9. Greyhounds normally test lower in thyroid T4s than other breeds (about half is not uncommon). They should not be on supplement unless there are clinical signs – listless, weight gain, skin problems, abnormal shedding, etc. Sick dogs commonly have low T4s ("sick euthyroid") - the dog is not hypothyroid.
10. Greyhounds are very sensitive to chemicals, including anesthetics. Often, the safest anesthetic protocol is the one your veterinarian has the most experience with. It’s ideal to use a vet who has anesthetized greyhounds before. Since the greyhound has historically been touchy with anesthetics, your vet should not mind if you quiz them about it. Also ask if a live technician will be monitoring the dog. If your vet is new to sighthound anesthesia, perhaps the adoption vet is available for some suggestions. Both of you may be more comfortable when your best friend needs anesthesia.
Greyhounds are a medium-lived breed.

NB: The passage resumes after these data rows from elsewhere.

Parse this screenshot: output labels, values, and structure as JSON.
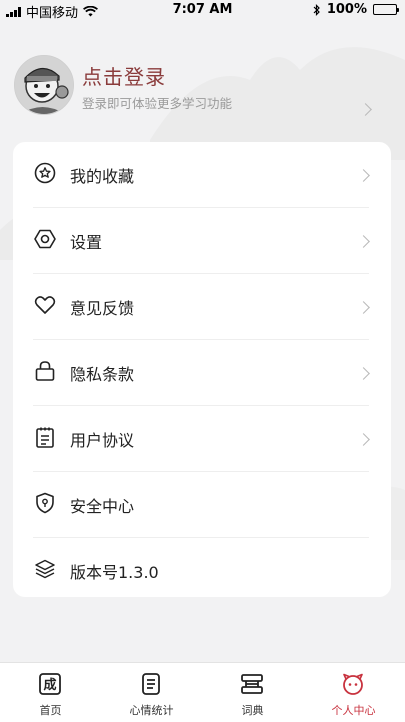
{
  "status_bar": {
    "carrier": "中国移动",
    "time": "7:07 AM",
    "battery": "100%"
  },
  "profile": {
    "title": "点击登录",
    "subtitle": "登录即可体验更多学习功能"
  },
  "menu": {
    "items": [
      {
        "label": "我的收藏",
        "icon": "star-circle-icon"
      },
      {
        "label": "设置",
        "icon": "gear-hexagon-icon"
      },
      {
        "label": "意见反馈",
        "icon": "heart-icon"
      },
      {
        "label": "隐私条款",
        "icon": "lock-icon"
      },
      {
        "label": "用户协议",
        "icon": "clipboard-icon"
      },
      {
        "label": "安全中心",
        "icon": "shield-icon"
      },
      {
        "label": "版本号1.3.0",
        "icon": "layers-icon"
      }
    ]
  },
  "tabbar": {
    "tabs": [
      {
        "label": "首页",
        "icon": "cheng-character-icon"
      },
      {
        "label": "心情统计",
        "icon": "mood-list-icon"
      },
      {
        "label": "词典",
        "icon": "dictionary-icon"
      },
      {
        "label": "个人中心",
        "icon": "smiley-icon",
        "active": true
      }
    ],
    "active_color": "#c8323e"
  },
  "colors": {
    "accent": "#8a3b3b",
    "active_tab": "#c8323e",
    "background": "#f2f2f3",
    "card": "#ffffff"
  }
}
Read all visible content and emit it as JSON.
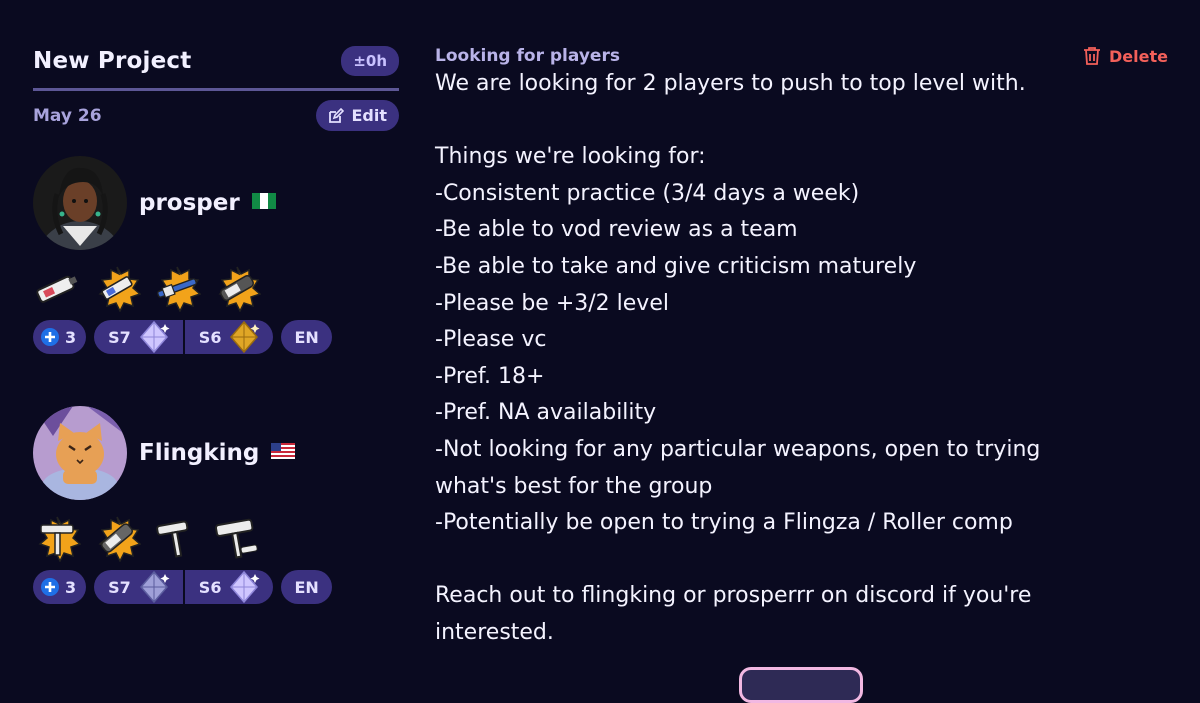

Typical lifespans range from 10-14 years. A recent (2016 – 5,000+ dogs) study in the UK found that the median longevity of the greyhound was 10.8 years compared with 12.0 years across all breeds. The most common causes of death are neoplasia (abnormal cell growth), and collapse. Osteosarcoma is the most prevalent type of neoplasia.
With so many internet resources, we have the opportunity to learn so much about our greyhounds’ health. And no one knows your dog as well as you do, so take an active part. We owe it to our dogs to be as knowledgeable as we can be about their health. Veterinarians welcome the input of informed owners. It makes their job easier and we’re helping our dogs live healthier lives. For a handy reference, Care of the Racing and Retired Greyhound offers a wealth of detailed information for you AND your vet: https://bit.ly/GHCareBook